[Instructions to follow]:
In your copy, include every line of the records exactly and no picture at all.

[Dataset records Boundary: Start]

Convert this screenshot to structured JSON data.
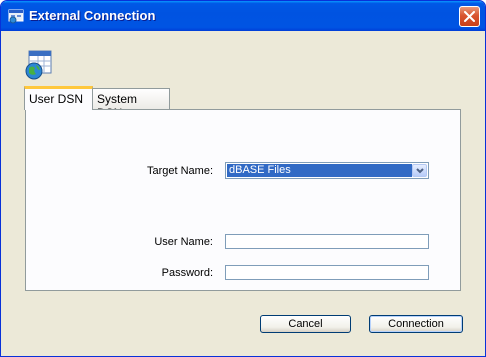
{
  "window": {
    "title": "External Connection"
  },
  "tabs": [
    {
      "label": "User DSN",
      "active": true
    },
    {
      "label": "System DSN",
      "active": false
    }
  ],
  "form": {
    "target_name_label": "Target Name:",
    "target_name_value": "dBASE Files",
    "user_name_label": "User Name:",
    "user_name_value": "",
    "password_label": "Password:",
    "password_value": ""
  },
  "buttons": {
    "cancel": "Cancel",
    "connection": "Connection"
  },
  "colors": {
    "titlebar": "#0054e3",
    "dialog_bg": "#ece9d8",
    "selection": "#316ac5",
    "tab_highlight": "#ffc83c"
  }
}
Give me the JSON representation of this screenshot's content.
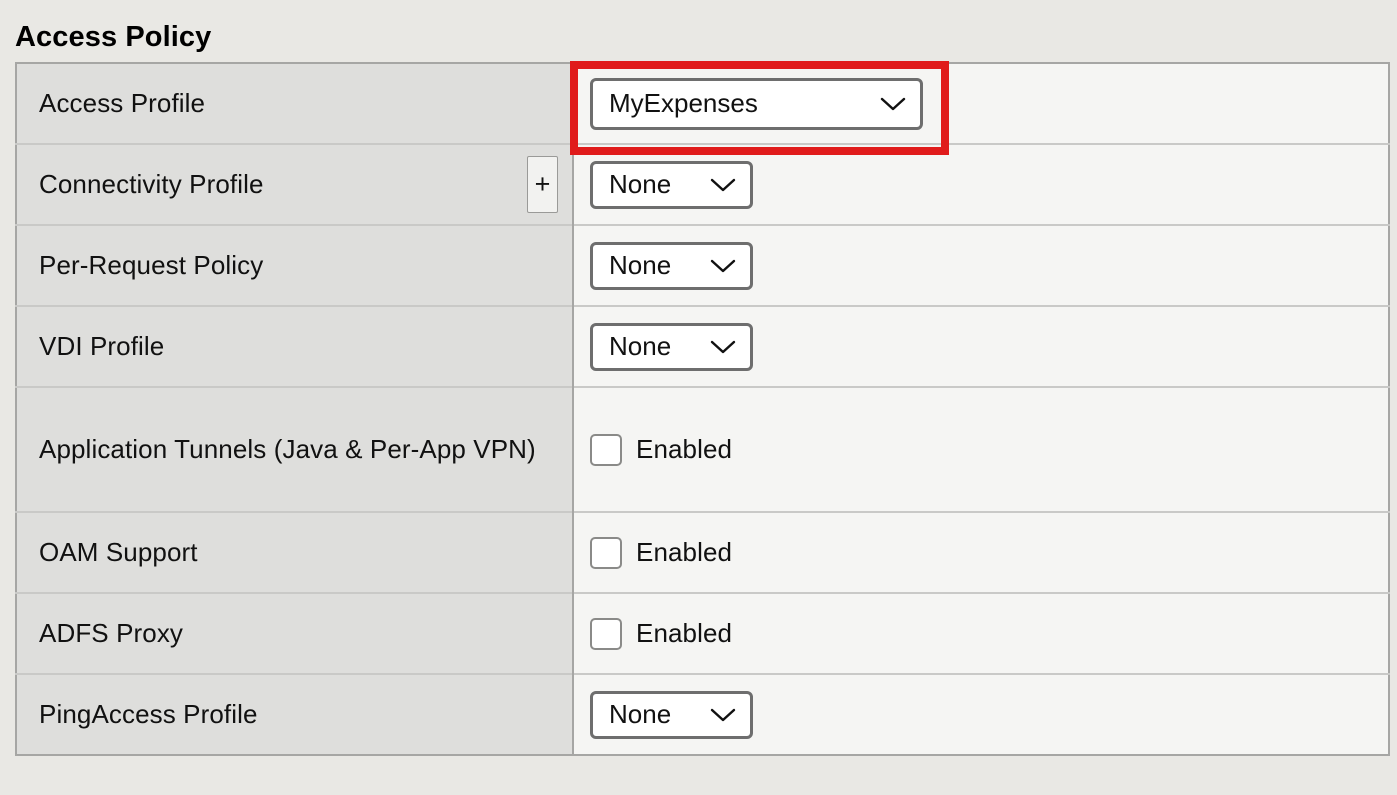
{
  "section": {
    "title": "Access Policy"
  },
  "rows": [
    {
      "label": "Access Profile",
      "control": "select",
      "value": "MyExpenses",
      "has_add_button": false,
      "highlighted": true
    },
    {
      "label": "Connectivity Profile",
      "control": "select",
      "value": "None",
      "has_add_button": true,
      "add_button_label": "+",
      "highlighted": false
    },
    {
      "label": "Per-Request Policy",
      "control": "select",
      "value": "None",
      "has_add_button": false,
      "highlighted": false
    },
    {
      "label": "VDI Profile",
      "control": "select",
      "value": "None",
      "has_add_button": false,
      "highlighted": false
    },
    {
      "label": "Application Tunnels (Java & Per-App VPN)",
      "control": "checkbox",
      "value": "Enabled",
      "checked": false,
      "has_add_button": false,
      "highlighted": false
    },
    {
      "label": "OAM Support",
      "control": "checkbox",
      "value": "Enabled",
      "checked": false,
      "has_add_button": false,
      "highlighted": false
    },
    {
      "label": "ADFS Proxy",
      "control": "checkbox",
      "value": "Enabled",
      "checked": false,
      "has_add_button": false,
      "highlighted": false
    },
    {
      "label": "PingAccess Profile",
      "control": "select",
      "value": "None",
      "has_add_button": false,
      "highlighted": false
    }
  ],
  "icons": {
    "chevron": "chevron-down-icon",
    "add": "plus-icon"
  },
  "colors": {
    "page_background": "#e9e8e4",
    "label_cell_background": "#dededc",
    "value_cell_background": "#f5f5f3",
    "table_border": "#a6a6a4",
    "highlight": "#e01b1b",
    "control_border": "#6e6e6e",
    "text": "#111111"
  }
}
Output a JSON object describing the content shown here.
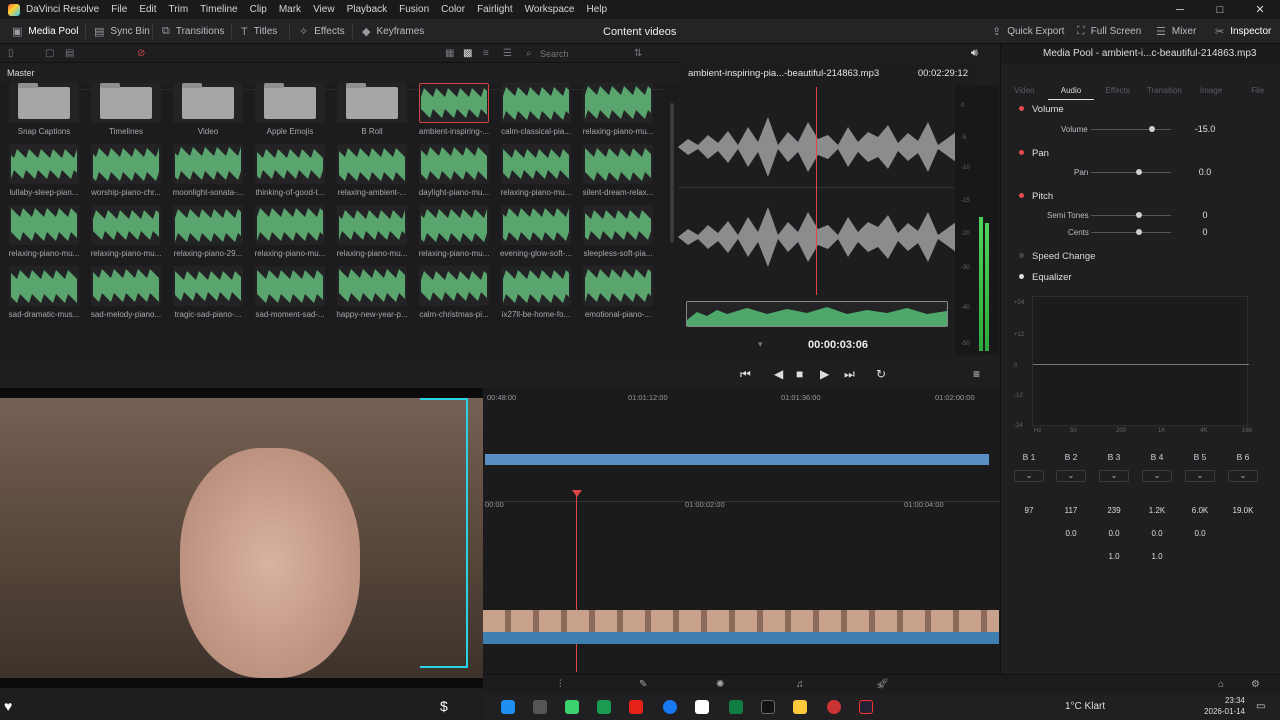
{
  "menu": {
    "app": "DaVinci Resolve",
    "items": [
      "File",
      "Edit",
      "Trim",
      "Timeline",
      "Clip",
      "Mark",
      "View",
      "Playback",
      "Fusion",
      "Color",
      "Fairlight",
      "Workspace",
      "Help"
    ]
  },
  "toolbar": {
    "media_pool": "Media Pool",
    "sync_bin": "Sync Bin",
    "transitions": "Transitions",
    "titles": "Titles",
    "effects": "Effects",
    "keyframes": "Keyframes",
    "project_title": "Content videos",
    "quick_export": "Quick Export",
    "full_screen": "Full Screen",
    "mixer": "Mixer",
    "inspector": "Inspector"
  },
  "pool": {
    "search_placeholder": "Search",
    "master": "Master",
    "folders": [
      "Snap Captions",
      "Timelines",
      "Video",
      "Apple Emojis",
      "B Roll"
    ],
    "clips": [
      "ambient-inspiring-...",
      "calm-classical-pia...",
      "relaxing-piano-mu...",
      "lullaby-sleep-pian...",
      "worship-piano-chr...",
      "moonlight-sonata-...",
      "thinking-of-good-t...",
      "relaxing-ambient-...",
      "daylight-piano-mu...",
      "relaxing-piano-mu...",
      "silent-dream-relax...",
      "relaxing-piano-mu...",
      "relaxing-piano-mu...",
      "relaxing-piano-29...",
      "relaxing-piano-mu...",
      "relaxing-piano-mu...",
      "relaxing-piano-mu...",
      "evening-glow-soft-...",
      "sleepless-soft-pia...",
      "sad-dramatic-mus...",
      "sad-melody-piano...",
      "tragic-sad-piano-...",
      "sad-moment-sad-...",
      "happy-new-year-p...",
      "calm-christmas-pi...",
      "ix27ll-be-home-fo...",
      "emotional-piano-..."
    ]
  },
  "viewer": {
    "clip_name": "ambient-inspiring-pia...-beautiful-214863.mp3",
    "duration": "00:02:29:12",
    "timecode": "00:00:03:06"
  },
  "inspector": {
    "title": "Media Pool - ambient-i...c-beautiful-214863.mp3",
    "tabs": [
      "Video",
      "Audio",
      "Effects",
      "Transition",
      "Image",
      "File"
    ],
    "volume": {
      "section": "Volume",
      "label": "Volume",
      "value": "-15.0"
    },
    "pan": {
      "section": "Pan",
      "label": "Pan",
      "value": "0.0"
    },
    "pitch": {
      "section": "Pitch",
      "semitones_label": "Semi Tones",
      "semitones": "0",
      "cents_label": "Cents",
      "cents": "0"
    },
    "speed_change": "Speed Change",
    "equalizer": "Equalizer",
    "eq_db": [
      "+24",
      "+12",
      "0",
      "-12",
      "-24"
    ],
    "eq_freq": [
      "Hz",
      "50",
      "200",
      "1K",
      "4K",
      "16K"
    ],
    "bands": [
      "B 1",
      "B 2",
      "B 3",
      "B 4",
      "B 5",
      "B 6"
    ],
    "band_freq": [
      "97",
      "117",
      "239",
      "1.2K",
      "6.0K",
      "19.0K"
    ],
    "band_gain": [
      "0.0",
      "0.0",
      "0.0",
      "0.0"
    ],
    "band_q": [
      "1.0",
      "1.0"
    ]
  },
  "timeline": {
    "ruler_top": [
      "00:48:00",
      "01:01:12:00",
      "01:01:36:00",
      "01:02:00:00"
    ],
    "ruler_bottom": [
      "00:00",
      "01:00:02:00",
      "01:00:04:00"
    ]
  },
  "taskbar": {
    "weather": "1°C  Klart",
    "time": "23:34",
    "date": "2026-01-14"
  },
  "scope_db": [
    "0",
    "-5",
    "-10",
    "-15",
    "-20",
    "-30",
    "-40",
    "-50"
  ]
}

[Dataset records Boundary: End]

[Exercise answer]:
Convert this screenshot to structured JSON data.
{
  "window": {
    "title": "External Connection"
  },
  "tabs": [
    {
      "label": "User DSN",
      "active": true
    },
    {
      "label": "System DSN",
      "active": false
    }
  ],
  "form": {
    "target_name_label": "Target Name:",
    "target_name_value": "dBASE Files",
    "user_name_label": "User Name:",
    "user_name_value": "",
    "password_label": "Password:",
    "password_value": ""
  },
  "buttons": {
    "cancel": "Cancel",
    "connection": "Connection"
  },
  "colors": {
    "titlebar": "#0054e3",
    "dialog_bg": "#ece9d8",
    "selection": "#316ac5",
    "tab_highlight": "#ffc83c"
  }
}
Give me the JSON representation of this screenshot's content.
{
  "section": {
    "title": "Access Policy"
  },
  "rows": [
    {
      "label": "Access Profile",
      "control": "select",
      "value": "MyExpenses",
      "has_add_button": false,
      "highlighted": true
    },
    {
      "label": "Connectivity Profile",
      "control": "select",
      "value": "None",
      "has_add_button": true,
      "add_button_label": "+",
      "highlighted": false
    },
    {
      "label": "Per-Request Policy",
      "control": "select",
      "value": "None",
      "has_add_button": false,
      "highlighted": false
    },
    {
      "label": "VDI Profile",
      "control": "select",
      "value": "None",
      "has_add_button": false,
      "highlighted": false
    },
    {
      "label": "Application Tunnels (Java & Per-App VPN)",
      "control": "checkbox",
      "value": "Enabled",
      "checked": false,
      "has_add_button": false,
      "highlighted": false
    },
    {
      "label": "OAM Support",
      "control": "checkbox",
      "value": "Enabled",
      "checked": false,
      "has_add_button": false,
      "highlighted": false
    },
    {
      "label": "ADFS Proxy",
      "control": "checkbox",
      "value": "Enabled",
      "checked": false,
      "has_add_button": false,
      "highlighted": false
    },
    {
      "label": "PingAccess Profile",
      "control": "select",
      "value": "None",
      "has_add_button": false,
      "highlighted": false
    }
  ],
  "icons": {
    "chevron": "chevron-down-icon",
    "add": "plus-icon"
  },
  "colors": {
    "page_background": "#e9e8e4",
    "label_cell_background": "#dededc",
    "value_cell_background": "#f5f5f3",
    "table_border": "#a6a6a4",
    "highlight": "#e01b1b",
    "control_border": "#6e6e6e",
    "text": "#111111"
  }
}
Output a JSON object describing the content shown here.
{
  "menu": {
    "app": "DaVinci Resolve",
    "items": [
      "File",
      "Edit",
      "Trim",
      "Timeline",
      "Clip",
      "Mark",
      "View",
      "Playback",
      "Fusion",
      "Color",
      "Fairlight",
      "Workspace",
      "Help"
    ]
  },
  "toolbar": {
    "media_pool": "Media Pool",
    "sync_bin": "Sync Bin",
    "transitions": "Transitions",
    "titles": "Titles",
    "effects": "Effects",
    "keyframes": "Keyframes",
    "project_title": "Content videos",
    "quick_export": "Quick Export",
    "full_screen": "Full Screen",
    "mixer": "Mixer",
    "inspector": "Inspector"
  },
  "pool": {
    "search_placeholder": "Search",
    "master": "Master",
    "folders": [
      "Snap Captions",
      "Timelines",
      "Video",
      "Apple Emojis",
      "B Roll"
    ],
    "clips": [
      "ambient-inspiring-...",
      "calm-classical-pia...",
      "relaxing-piano-mu...",
      "lullaby-sleep-pian...",
      "worship-piano-chr...",
      "moonlight-sonata-...",
      "thinking-of-good-t...",
      "relaxing-ambient-...",
      "daylight-piano-mu...",
      "relaxing-piano-mu...",
      "silent-dream-relax...",
      "relaxing-piano-mu...",
      "relaxing-piano-mu...",
      "relaxing-piano-29...",
      "relaxing-piano-mu...",
      "relaxing-piano-mu...",
      "relaxing-piano-mu...",
      "evening-glow-soft-...",
      "sleepless-soft-pia...",
      "sad-dramatic-mus...",
      "sad-melody-piano...",
      "tragic-sad-piano-...",
      "sad-moment-sad-...",
      "happy-new-year-p...",
      "calm-christmas-pi...",
      "ix27ll-be-home-fo...",
      "emotional-piano-..."
    ]
  },
  "viewer": {
    "clip_name": "ambient-inspiring-pia...-beautiful-214863.mp3",
    "duration": "00:02:29:12",
    "timecode": "00:00:03:06"
  },
  "inspector": {
    "title": "Media Pool - ambient-i...c-beautiful-214863.mp3",
    "tabs": [
      "Video",
      "Audio",
      "Effects",
      "Transition",
      "Image",
      "File"
    ],
    "volume": {
      "section": "Volume",
      "label": "Volume",
      "value": "-15.0"
    },
    "pan": {
      "section": "Pan",
      "label": "Pan",
      "value": "0.0"
    },
    "pitch": {
      "section": "Pitch",
      "semitones_label": "Semi Tones",
      "semitones": "0",
      "cents_label": "Cents",
      "cents": "0"
    },
    "speed_change": "Speed Change",
    "equalizer": "Equalizer",
    "eq_db": [
      "+24",
      "+12",
      "0",
      "-12",
      "-24"
    ],
    "eq_freq": [
      "Hz",
      "50",
      "200",
      "1K",
      "4K",
      "16K"
    ],
    "bands": [
      "B 1",
      "B 2",
      "B 3",
      "B 4",
      "B 5",
      "B 6"
    ],
    "band_freq": [
      "97",
      "117",
      "239",
      "1.2K",
      "6.0K",
      "19.0K"
    ],
    "band_gain": [
      "0.0",
      "0.0",
      "0.0",
      "0.0"
    ],
    "band_q": [
      "1.0",
      "1.0"
    ]
  },
  "timeline": {
    "ruler_top": [
      "00:48:00",
      "01:01:12:00",
      "01:01:36:00",
      "01:02:00:00"
    ],
    "ruler_bottom": [
      "00:00",
      "01:00:02:00",
      "01:00:04:00"
    ]
  },
  "taskbar": {
    "weather": "1°C  Klart",
    "time": "23:34",
    "date": "2026-01-14"
  },
  "scope_db": [
    "0",
    "-5",
    "-10",
    "-15",
    "-20",
    "-30",
    "-40",
    "-50"
  ]
}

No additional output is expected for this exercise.